__WHAT IS BEING ASKED__. Using the listing below, report all lines holding the word "drive".

__EXERCISE DATA__.
'''

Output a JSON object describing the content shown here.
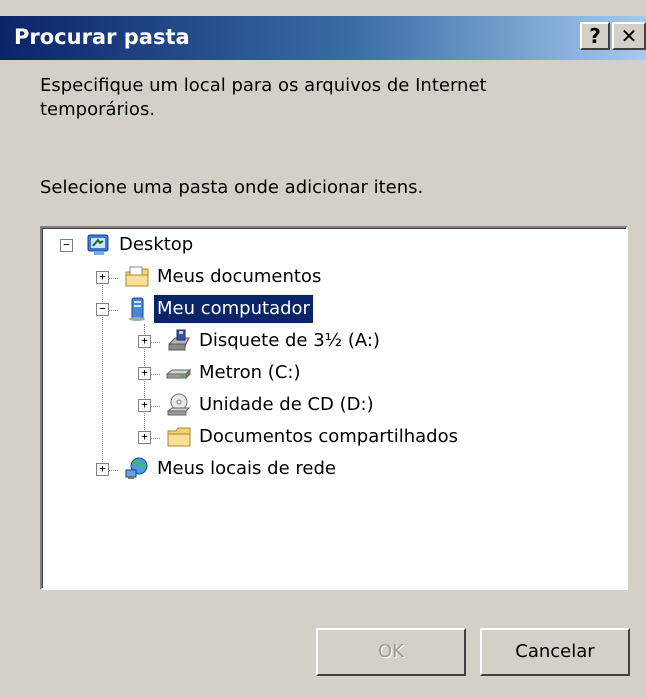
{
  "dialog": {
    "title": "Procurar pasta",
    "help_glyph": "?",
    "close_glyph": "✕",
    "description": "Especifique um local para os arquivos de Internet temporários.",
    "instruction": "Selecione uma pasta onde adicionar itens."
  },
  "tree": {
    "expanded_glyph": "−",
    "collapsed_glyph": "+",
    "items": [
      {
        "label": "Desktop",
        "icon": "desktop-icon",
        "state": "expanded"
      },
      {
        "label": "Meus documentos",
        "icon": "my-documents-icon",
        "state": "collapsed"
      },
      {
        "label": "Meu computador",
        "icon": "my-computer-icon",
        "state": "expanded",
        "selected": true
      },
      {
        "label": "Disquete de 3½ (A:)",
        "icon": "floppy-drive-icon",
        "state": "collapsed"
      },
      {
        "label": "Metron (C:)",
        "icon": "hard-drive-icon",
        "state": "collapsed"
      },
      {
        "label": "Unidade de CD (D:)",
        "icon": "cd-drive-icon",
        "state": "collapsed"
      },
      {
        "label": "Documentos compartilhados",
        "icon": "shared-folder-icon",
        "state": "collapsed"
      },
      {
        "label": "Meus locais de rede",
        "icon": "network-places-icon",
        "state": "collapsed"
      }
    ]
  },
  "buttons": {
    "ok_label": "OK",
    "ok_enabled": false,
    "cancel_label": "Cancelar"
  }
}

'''

__EXPECTED ANSWER__.
        "icon": "floppy-drive-icon",
        "icon": "hard-drive-icon",
        "icon": "cd-drive-icon",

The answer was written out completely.